:: Input data ::
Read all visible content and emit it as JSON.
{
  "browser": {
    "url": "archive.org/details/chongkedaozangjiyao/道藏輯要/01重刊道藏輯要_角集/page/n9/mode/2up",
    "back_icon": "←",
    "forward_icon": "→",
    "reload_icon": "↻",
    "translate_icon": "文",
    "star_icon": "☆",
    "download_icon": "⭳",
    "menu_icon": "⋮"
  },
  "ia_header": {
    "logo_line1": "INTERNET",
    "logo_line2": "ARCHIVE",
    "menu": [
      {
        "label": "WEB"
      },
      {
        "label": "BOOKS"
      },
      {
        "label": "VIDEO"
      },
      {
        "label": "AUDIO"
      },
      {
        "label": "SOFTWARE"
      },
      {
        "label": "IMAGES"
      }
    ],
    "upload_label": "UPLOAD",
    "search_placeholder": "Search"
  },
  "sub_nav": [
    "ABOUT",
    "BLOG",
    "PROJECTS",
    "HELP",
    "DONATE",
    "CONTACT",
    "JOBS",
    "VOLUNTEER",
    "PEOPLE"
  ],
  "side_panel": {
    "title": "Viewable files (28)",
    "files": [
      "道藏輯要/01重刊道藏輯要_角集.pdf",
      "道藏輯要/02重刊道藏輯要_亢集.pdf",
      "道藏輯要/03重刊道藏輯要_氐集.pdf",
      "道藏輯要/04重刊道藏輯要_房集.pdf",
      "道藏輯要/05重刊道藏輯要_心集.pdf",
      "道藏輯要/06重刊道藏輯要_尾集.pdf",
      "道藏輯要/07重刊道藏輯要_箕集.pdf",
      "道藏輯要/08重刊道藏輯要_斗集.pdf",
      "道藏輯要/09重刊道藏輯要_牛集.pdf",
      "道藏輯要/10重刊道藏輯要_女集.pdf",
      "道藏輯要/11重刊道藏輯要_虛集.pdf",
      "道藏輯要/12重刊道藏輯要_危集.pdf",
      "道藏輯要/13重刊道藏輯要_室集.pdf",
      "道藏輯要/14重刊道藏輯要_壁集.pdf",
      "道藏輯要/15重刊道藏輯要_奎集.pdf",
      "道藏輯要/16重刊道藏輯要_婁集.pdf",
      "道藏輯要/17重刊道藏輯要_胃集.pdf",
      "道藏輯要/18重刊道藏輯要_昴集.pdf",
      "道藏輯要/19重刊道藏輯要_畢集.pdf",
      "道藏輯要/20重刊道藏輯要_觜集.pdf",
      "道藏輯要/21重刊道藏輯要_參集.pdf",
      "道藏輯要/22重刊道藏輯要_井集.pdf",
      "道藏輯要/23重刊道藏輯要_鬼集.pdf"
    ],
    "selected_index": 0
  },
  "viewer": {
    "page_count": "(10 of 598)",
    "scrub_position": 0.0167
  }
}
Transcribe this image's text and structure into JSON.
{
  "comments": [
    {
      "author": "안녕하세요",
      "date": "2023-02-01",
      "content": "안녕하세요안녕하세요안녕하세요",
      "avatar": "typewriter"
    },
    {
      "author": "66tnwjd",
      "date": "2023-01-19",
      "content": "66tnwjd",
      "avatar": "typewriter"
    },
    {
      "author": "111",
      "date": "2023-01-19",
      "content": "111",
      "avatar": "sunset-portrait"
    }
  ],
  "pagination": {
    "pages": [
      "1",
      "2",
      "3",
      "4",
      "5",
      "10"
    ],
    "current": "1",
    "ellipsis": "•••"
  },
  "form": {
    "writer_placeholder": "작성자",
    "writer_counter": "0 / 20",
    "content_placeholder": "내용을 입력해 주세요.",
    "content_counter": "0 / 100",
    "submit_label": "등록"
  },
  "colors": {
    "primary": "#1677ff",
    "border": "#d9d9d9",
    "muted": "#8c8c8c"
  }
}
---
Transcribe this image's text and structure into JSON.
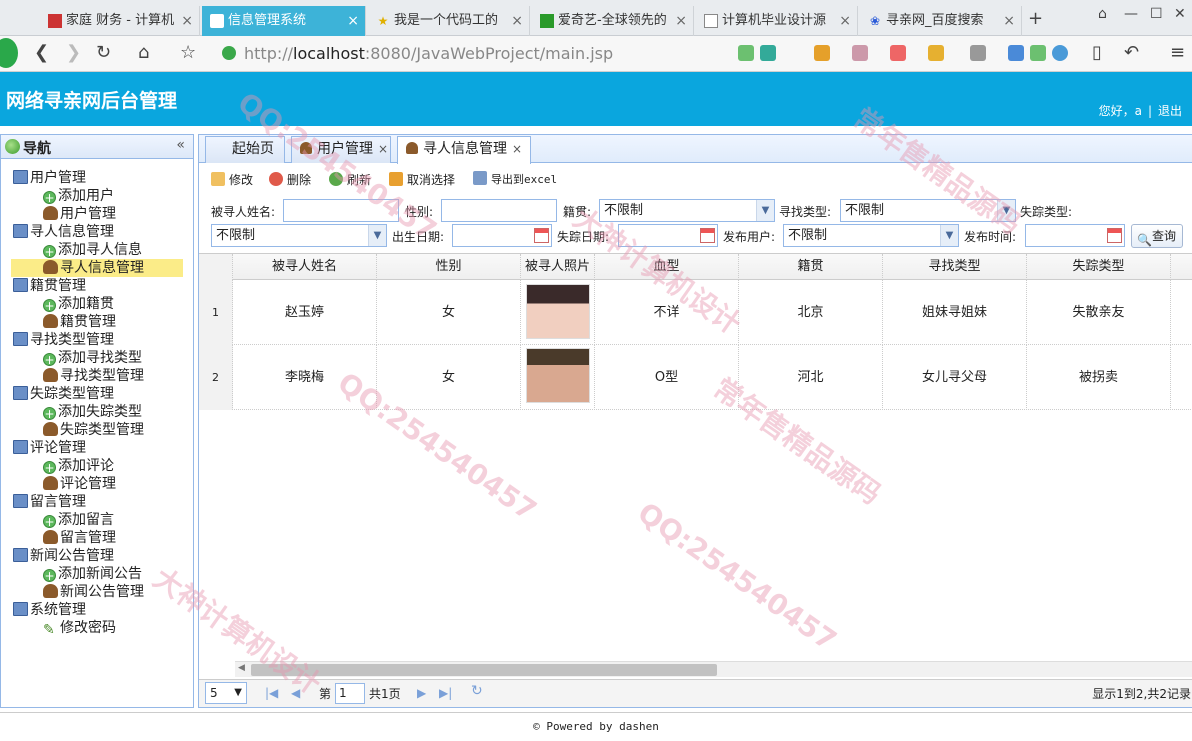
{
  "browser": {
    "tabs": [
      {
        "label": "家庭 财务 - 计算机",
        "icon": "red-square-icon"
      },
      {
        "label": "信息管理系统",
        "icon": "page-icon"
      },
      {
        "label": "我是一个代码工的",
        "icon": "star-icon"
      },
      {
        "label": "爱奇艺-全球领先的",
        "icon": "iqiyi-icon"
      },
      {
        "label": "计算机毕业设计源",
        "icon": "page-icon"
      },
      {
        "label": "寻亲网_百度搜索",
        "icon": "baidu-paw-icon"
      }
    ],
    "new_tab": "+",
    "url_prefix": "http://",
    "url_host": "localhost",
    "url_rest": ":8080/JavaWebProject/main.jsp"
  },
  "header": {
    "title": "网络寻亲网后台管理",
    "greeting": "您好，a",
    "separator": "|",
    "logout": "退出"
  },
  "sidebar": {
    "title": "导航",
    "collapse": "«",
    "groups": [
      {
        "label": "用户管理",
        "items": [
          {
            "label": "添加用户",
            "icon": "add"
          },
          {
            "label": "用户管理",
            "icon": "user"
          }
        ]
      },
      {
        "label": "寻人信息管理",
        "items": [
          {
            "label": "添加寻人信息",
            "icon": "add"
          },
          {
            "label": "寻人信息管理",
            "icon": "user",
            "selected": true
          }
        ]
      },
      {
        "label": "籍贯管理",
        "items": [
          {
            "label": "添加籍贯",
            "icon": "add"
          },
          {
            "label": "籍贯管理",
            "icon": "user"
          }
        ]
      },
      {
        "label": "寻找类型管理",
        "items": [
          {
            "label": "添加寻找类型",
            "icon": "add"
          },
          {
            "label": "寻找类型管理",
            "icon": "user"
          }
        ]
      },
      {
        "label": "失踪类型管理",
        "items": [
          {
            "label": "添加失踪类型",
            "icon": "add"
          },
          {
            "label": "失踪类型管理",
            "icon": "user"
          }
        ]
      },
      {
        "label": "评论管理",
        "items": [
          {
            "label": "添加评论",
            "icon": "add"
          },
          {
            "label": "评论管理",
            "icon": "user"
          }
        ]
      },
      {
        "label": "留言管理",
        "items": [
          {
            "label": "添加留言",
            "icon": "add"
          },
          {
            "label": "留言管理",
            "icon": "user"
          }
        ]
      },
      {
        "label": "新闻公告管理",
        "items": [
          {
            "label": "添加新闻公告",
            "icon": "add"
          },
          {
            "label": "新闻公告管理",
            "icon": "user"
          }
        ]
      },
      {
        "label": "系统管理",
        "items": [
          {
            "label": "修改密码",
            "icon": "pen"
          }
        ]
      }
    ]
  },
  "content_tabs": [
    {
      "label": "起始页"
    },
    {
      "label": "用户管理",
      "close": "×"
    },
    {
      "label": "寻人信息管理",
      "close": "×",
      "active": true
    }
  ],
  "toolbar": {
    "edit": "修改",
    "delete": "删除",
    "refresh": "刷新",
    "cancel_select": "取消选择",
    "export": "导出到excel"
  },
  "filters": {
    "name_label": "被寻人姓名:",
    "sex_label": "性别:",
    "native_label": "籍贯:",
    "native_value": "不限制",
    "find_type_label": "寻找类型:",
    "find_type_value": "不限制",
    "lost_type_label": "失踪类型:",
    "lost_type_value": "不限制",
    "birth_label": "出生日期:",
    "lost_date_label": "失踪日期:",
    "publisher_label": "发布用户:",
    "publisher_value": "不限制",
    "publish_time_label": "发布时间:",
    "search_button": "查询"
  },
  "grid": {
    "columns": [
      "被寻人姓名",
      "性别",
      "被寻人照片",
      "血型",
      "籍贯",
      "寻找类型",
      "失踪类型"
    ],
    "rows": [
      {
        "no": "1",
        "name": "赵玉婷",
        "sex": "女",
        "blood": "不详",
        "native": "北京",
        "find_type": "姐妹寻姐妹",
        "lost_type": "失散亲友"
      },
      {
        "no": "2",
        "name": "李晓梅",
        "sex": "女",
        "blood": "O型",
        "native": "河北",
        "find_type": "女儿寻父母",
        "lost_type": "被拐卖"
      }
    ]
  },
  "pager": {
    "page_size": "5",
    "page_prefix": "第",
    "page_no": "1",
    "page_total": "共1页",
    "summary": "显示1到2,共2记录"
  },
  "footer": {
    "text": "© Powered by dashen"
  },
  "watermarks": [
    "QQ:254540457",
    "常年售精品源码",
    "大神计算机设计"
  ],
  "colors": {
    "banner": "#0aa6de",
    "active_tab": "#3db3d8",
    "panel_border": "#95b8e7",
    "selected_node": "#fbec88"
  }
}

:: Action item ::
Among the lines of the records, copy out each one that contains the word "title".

:: Written answer ::
    "title": "Viewable files (28)",
    "title": "网络寻亲网后台管理",
    "title": "导航",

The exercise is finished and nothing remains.